Taiwan goes to the polls on Jan 16 to pick the island's next president and a new parliament.
It is the first major polls on the island since the youth-led Sunflower Movement in 2014 and local elections the same year. The upcoming elections will also be closely watched in Beijing, Hong Kong and the rest of the world.
Here's a look at the stakes involved:
1. Impact on cross-strait ties
Ms Tsai Ing-wen, who leads Beijing-sceptic opposition Democratic Progressive Party (DPP), is tipped to unseat the Beijing-friendly Kuomintang (KMT) party, to become the second President from the DPP after disgraced leader Chen Shui-bian.
This will no doubt impact cross-strait relations which have steadily warmed since President Ma Ying-jeou of KMT took office in 2008. Mr Ma’s face-to-face meeting with Chinese leader Xi Jinping in Singapore in November 2015 marked a historic milestone in cross-strait relations since the end of civil war in 1949.
Ms Tsai, 59, a former law professor, has said she wants to maintain the “status quo” in cross-strait relations.
However, she has declined to specify if she accepts the so-called 1992 Consensus that there is one China with the two sides having different interpretations of what this means.
Beijing insists the consensus is the only framework under which cross-strait talks and exchanges can occur.
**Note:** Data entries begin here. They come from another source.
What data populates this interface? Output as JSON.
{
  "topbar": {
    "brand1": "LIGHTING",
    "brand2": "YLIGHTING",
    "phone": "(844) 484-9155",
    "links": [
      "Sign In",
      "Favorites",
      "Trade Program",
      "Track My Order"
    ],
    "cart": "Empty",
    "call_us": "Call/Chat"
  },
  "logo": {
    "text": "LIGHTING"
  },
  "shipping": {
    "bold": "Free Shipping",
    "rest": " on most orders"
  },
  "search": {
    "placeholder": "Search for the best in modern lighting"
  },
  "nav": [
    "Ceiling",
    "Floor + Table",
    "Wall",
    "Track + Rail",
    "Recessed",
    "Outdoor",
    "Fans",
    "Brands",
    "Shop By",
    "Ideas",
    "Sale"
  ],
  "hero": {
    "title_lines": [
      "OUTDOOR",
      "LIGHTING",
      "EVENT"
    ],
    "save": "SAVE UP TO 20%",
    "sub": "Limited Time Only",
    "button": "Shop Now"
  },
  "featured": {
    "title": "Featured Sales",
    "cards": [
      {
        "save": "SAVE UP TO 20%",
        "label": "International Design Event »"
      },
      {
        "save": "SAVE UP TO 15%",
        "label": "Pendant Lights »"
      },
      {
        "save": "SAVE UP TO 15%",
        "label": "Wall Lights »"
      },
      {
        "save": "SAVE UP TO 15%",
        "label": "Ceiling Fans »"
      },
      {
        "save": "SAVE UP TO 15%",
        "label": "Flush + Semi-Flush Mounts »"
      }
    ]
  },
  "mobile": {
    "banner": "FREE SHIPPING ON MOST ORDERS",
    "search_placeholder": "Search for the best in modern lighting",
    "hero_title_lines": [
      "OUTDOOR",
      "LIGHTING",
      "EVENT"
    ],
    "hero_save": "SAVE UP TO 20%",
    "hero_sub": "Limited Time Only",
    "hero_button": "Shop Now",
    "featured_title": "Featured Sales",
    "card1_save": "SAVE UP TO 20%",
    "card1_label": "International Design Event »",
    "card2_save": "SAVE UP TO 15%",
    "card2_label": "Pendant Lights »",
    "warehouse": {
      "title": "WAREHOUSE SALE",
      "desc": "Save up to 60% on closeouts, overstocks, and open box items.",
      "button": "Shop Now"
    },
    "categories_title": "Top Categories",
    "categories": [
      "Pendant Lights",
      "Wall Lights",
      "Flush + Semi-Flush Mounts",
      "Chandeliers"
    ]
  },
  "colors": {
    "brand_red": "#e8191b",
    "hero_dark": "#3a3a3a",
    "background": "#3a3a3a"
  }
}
The KMT accepts the consensus, which Mr Ma had described as a "mastery of ambiguity".
Ms Tsai has stated that she will "push for the peaceful and stable development of cross-strait relations" in accordance with the Taiwanese people's wishes and the island's Constitution.
She is said to be one of the masterminds behind former Taiwan President Lee Teng-hui's two-states theory in 1999, which angered China so much that semi-official cross-strait exchanges that had begun in 1993 ground to a halt.
China regards Taiwan as its territory, and has not renounced force to seize it should the latter declares independence. This in turn will affect the most important relationship in the world, between China and the United States.
Washington is obligated to help Taiwan defend itself, under the Taiwan Relations Act of 1979, when Washington severed formal ties with the island to recognise the People's Republic of China in Beijing.
2. Taiwan could see its first Madam President
If Ms Tsai was a reluctant candidate during the 2012 presidential race, this time she has transformed into a seasoned politician who has earned the respect of her party’s bigwigs.
Speaking at a forum in Washington in June 2015, Ms Tsai said that the Taiwanese face a “serious test” in the elections on “whether we are advanced and civilised enough to accept a woman leader”.
“Gender used to be a barrier for a woman to overcome when they wanted to be in politics. Today in Taiwan, the situation is somewhat different,” said Ms Tsai, who has a doctorate from the London School of Economics.
“Of course there are some people in Taiwan who are still rather traditional and have some hesitation to consider a woman leader. But I think the young people are generally excited about the idea of having a woman to lead the country. They think it is rather trendy.”
Should she win the presidential race on Jan 16, she will be one of the first woman leaders in the region not related or affiliated to a political family dynasty.
Taiwan would also become the latest in a series of Asian nations to have elected a female leader, following the footsteps of South Korea, the Philippines and Thailand.
3. DPP could also gain control of legislature
For the first time since 1949, the opposition DPP could gain control of both the executive and legislative branches.
Parliament acts as a check on the president, and so if the DPP emerges triumphant in both races, the party will be firmly in control of the government.
Under such circumstances, ties between both sides of the Taiwan Strait will likely enter a trough.
But this could also mean that Ms Tsai will face less resistance in introducing and implementing her reforms.
More than 530 candidates are vying for the 113 parliamentary seats up for grabs.
Beyond the traditional KMT-DPP rivalry, one thing to watch is the emergence of the so-called Third Force, or small parties which tend to focus on social issues. In particular, the New Power Party, which was formed by young activists in the wake of the Sunflower movement, has scored various high profile candidates.
Ms Tsai has promised to step up communication and collaboration with these parties if the DPP wins.